I know this because the park borders the eastern edge of the condominium property where I live. It's a pretty little park but unfortunately the fence on the property line means one can't get there from here without driving.
I like it though, it's quiet, and feels more remote than it is. Each time I find myself thinking about the surveyors, James Freeman and William Ives, and how they found this point, on this hill. It seems an out of the way place to designate such a critical crossing of meridian line and baseline—a point from which all land in Washington and Oregon is measured.
The grid system used throughout the Northwest Territories was suggested by Thomas Jefferson, and clearly someone saw that a survey marker was needed if the territory was to grow. I admire that foresight. I'm impressed with the intelligence that figured it out and did the work with 1850s equipment.
As humans we're always on the alert for markers and patterns. Our brains seek them everywhere as it tries to make sense of the world and what it tosses at us daily. So maybe what I like about this spot is the clarity and simplicity it signifies. Here is where two lines cross, Meridian and Baseline; here is a marker. Go.
I've been listening and reading about the power of, and unseen connections between, the five technology companies (Google, Amazon, Facebook, Apple, Microsoft). The interwoven complexities are enormous and the influence they have over our everyday lives—in ways we fall far short of comprehending—is worrisome and discouraging. (For instance, read Life Without the Tech Giants by Kashmir Hill.)

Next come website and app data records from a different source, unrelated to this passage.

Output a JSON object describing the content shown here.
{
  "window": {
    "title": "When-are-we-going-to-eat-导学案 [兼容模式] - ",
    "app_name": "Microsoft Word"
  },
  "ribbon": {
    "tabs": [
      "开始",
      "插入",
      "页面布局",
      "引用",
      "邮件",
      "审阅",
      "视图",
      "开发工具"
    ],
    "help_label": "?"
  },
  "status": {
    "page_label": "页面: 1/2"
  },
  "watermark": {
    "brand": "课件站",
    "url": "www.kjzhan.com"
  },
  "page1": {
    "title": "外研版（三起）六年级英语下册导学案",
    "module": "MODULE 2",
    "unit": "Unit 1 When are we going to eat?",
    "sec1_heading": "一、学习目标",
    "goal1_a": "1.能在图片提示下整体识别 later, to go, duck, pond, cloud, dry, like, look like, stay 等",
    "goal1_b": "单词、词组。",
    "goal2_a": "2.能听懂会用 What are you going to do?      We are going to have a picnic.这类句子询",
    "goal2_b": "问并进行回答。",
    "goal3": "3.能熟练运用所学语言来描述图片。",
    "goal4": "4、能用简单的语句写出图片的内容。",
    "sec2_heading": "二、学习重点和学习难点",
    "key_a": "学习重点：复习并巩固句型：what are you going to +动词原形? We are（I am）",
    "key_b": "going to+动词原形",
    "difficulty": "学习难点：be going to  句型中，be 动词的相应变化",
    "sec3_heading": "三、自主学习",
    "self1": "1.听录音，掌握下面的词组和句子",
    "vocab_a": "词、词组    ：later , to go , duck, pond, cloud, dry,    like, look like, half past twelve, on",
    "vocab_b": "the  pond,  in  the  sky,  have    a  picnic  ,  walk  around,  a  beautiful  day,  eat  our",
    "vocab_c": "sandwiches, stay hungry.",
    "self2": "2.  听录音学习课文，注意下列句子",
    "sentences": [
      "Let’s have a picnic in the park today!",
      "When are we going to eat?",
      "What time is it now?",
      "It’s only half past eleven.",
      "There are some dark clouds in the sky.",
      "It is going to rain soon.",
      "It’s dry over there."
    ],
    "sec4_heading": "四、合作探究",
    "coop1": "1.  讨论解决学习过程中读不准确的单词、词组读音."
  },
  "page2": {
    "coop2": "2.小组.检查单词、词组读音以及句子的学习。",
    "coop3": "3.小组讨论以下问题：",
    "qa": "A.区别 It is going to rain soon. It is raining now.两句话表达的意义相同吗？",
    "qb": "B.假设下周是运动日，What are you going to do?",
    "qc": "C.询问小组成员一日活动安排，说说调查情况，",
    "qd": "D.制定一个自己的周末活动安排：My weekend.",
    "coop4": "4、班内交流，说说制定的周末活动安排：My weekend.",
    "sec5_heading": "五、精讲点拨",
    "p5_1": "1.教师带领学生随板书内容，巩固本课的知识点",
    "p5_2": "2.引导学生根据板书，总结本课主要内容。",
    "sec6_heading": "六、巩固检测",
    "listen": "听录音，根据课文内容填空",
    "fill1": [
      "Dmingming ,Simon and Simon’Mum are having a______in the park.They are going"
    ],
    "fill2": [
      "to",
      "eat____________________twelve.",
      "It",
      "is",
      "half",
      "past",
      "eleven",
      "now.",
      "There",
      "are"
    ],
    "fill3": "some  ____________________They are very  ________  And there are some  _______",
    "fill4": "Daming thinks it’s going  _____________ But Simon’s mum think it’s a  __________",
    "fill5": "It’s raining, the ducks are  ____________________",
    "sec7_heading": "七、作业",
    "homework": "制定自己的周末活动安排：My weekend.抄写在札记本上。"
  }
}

So it's not surprising to find simplicity appealing. Two men used solar compasses to designate a point that is still used almost two hundred years later. Even if we don't succumb to global catastrophe I doubt those technology companies will survive 200 years. But I'll bet the survey stone will still be there.